## Activity
Examine the entries below, count the lines holding the string "name", and respond with the number only.

--- Provided entries ---

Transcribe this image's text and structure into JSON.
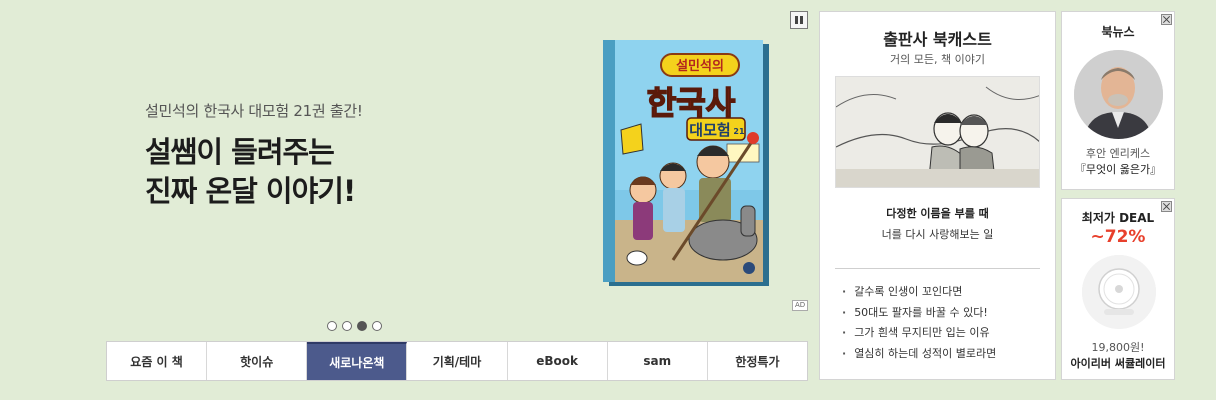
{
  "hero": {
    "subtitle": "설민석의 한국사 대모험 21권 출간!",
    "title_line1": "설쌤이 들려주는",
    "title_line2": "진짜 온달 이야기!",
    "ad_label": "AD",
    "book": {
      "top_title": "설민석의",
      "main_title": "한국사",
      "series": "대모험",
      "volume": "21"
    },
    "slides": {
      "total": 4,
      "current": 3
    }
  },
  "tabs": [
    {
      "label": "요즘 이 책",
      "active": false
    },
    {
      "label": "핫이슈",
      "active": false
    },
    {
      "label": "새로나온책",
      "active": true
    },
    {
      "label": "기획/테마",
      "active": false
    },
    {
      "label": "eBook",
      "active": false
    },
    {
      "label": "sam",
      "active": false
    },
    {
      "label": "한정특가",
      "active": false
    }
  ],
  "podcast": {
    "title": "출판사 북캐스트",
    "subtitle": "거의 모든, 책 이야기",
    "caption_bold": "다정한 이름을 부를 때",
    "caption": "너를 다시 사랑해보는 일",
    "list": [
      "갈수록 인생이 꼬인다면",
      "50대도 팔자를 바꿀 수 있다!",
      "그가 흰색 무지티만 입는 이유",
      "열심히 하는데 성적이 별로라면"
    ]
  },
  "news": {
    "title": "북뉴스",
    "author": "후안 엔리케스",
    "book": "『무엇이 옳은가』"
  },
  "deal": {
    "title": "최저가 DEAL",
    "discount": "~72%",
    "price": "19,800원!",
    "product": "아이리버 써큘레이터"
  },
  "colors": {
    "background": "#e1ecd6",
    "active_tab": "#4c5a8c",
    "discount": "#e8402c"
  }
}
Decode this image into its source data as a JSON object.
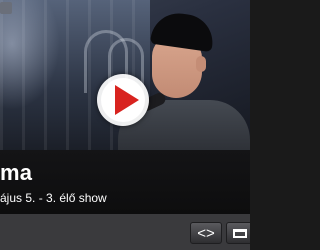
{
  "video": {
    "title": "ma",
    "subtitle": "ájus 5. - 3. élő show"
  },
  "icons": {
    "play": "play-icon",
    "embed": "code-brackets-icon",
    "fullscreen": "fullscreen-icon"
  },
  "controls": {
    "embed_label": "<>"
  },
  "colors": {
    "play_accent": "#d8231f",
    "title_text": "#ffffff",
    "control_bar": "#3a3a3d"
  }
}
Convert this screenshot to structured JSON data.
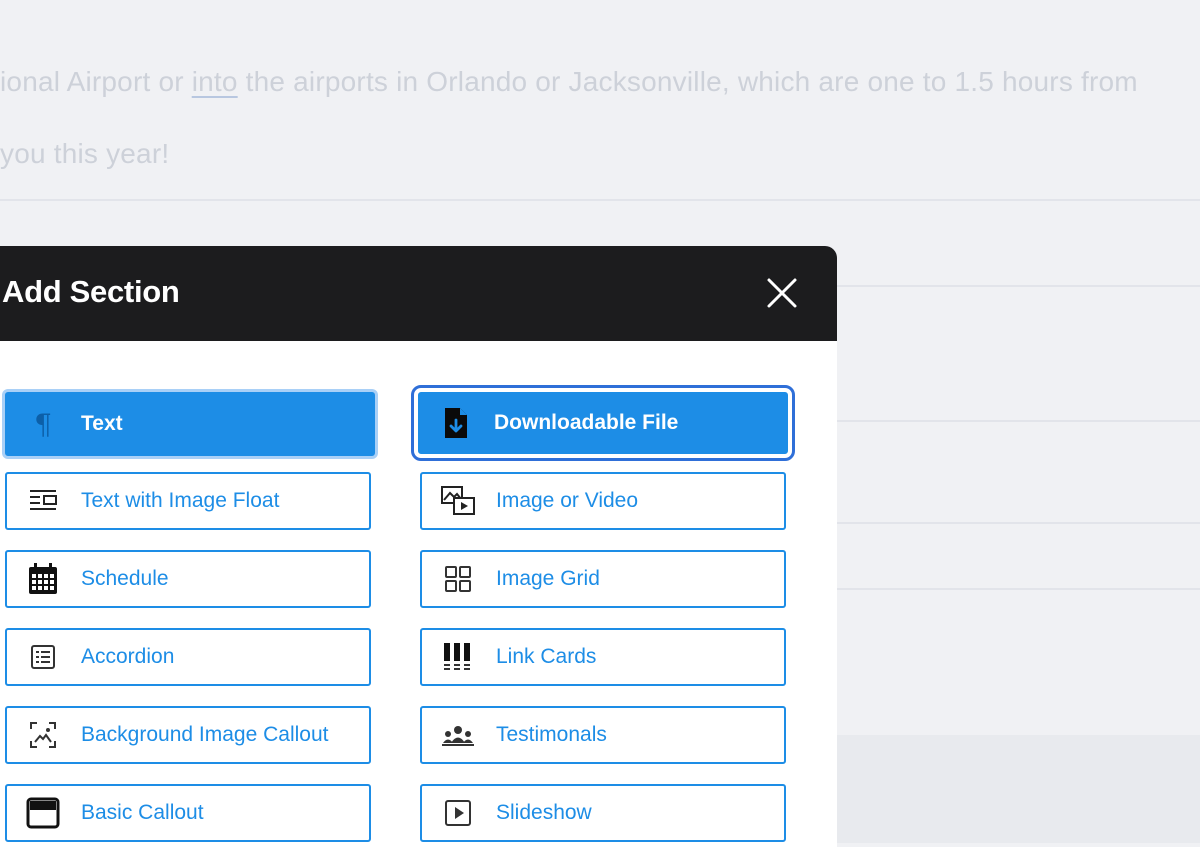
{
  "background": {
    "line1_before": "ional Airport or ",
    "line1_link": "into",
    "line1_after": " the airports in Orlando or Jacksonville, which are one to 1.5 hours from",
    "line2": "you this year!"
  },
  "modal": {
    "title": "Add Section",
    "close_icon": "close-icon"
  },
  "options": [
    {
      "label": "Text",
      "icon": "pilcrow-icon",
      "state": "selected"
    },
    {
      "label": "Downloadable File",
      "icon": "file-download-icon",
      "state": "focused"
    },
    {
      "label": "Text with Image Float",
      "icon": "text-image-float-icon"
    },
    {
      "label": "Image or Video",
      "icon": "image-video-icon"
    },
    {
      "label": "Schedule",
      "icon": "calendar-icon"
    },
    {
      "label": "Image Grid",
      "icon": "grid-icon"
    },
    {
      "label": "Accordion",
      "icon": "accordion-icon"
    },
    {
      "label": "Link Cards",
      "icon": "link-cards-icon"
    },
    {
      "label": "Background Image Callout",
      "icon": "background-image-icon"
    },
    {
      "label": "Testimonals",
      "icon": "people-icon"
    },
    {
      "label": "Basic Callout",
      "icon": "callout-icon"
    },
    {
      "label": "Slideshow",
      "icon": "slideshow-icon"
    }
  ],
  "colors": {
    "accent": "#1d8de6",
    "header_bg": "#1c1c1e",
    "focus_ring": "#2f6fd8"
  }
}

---
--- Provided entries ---

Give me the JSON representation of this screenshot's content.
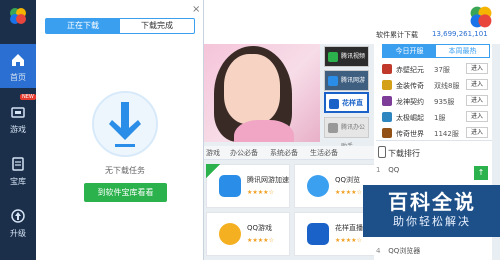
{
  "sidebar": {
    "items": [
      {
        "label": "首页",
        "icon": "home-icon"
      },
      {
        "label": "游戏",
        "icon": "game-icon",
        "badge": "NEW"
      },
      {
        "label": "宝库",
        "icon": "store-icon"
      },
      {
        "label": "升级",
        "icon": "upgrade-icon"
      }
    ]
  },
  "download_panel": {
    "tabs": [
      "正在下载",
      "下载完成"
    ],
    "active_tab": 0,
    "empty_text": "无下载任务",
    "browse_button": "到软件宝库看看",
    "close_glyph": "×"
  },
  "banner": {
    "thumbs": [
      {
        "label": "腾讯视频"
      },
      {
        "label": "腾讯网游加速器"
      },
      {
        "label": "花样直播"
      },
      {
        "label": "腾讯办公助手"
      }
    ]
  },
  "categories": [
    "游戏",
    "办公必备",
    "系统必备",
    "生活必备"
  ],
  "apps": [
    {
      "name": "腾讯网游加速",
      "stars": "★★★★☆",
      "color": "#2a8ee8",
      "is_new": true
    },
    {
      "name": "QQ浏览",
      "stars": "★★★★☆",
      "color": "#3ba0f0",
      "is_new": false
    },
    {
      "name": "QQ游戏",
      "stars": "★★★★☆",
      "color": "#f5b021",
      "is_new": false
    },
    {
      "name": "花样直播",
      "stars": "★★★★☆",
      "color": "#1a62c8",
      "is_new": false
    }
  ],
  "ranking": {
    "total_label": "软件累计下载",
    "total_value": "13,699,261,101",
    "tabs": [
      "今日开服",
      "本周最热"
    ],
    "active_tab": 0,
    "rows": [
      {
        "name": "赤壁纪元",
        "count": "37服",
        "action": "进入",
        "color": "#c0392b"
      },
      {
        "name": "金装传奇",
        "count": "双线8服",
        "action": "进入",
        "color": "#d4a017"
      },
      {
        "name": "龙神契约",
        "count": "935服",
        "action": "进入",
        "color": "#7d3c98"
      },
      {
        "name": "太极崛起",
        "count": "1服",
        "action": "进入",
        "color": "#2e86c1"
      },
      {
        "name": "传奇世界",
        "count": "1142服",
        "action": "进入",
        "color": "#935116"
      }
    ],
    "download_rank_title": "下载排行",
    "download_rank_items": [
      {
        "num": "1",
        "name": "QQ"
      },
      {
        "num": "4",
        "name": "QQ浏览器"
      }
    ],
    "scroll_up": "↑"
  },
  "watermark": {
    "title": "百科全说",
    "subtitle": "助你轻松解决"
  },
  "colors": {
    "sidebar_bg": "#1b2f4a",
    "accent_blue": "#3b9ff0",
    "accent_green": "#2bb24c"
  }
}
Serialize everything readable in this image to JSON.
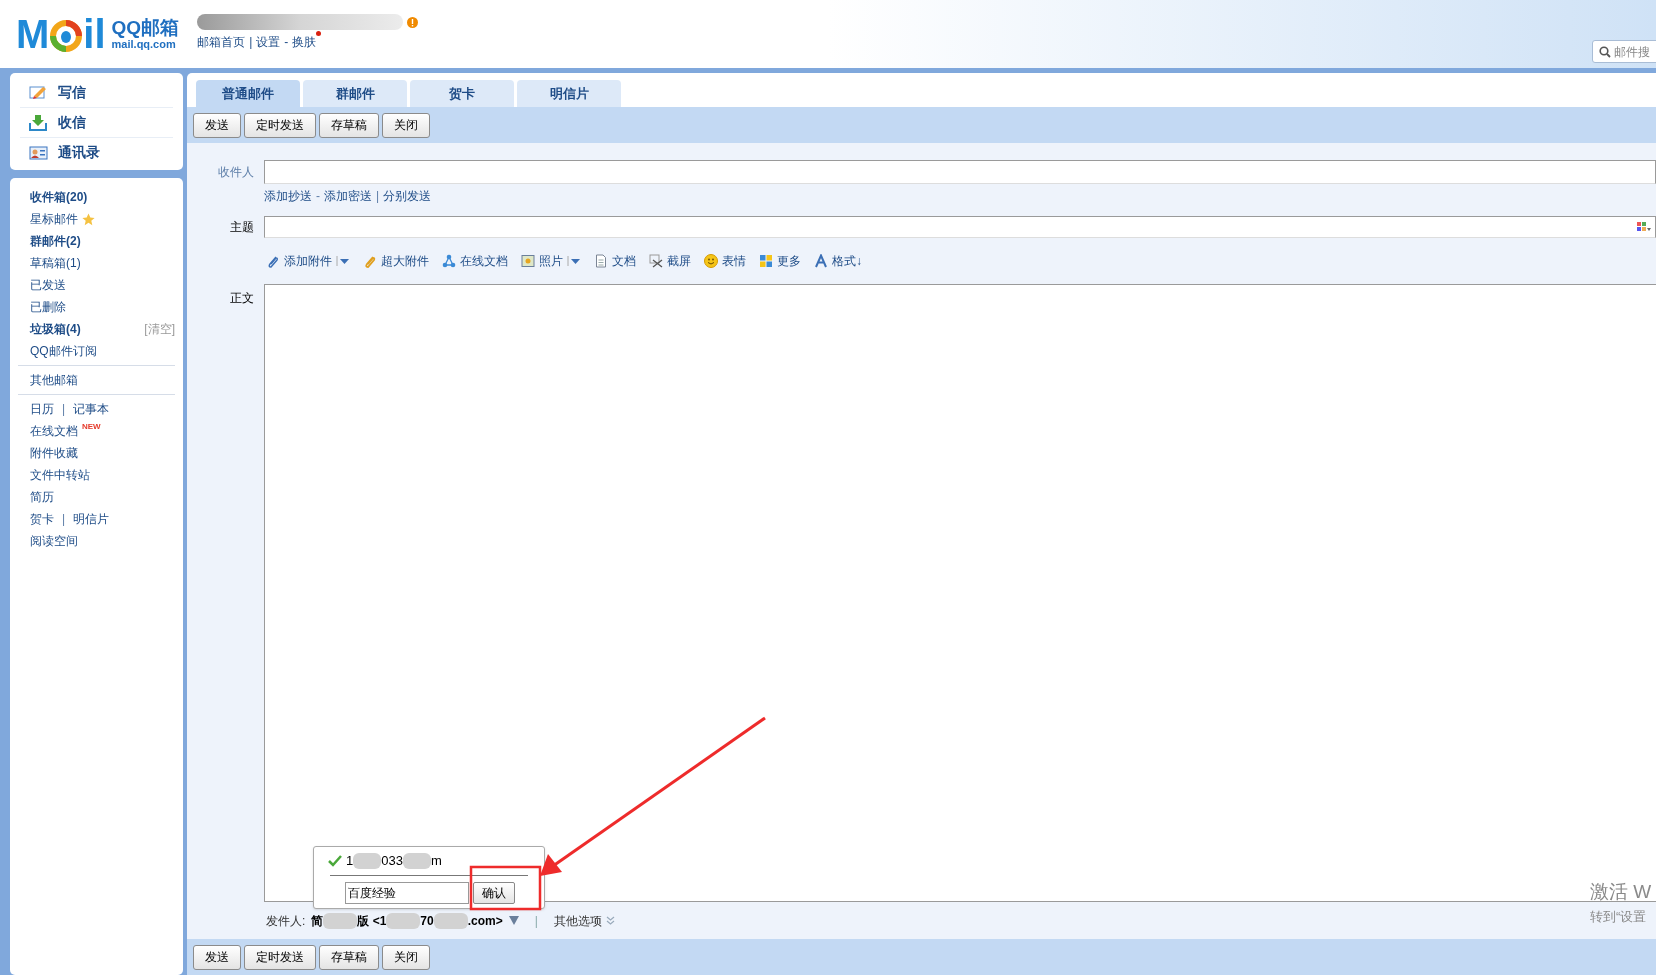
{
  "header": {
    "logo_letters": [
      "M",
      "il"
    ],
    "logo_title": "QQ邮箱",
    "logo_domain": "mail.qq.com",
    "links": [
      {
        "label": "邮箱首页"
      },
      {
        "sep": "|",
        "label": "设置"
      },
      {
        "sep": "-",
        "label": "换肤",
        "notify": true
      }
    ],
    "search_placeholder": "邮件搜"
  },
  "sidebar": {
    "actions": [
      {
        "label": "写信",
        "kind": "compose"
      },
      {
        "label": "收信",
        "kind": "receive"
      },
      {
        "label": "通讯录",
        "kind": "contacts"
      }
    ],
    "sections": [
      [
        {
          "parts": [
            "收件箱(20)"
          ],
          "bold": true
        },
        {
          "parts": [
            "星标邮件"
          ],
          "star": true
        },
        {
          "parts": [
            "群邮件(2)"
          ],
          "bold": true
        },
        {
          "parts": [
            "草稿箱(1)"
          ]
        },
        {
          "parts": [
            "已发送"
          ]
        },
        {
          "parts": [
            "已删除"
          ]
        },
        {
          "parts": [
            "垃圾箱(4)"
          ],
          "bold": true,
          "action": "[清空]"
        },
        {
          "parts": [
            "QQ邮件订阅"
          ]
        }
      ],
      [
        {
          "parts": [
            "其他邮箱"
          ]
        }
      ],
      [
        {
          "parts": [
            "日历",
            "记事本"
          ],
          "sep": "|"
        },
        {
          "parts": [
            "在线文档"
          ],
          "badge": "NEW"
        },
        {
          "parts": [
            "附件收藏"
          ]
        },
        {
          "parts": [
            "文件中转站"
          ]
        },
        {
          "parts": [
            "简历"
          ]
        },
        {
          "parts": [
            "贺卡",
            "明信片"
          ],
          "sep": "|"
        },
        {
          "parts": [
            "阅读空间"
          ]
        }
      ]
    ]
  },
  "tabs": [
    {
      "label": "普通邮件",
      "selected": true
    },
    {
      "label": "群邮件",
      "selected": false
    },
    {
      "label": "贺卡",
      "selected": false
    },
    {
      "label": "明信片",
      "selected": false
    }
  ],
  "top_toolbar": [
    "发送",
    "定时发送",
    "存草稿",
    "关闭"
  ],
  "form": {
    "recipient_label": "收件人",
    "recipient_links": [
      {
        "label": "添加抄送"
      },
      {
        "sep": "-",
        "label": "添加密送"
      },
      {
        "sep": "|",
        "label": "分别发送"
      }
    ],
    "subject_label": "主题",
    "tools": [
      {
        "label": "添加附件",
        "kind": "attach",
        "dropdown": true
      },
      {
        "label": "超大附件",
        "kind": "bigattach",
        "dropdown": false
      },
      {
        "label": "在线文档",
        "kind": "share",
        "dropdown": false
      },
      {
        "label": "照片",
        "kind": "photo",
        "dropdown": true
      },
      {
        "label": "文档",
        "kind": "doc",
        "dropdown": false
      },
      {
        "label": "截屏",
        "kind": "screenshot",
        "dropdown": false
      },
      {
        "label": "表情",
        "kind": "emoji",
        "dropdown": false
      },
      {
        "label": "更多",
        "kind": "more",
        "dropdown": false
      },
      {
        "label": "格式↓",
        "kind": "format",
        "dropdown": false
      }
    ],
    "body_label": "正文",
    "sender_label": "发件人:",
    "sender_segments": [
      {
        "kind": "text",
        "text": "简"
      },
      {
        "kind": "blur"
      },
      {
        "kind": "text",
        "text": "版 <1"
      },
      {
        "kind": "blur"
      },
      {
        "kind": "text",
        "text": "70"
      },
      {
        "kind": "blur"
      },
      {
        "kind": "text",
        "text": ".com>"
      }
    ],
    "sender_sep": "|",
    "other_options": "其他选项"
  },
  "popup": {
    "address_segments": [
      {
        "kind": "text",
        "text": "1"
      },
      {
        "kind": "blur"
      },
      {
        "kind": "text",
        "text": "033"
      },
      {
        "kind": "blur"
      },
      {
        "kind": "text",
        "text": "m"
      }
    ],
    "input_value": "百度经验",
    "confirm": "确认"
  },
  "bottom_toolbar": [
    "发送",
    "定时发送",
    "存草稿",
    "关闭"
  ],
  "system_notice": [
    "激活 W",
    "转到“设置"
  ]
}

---

## Solution to this problem
11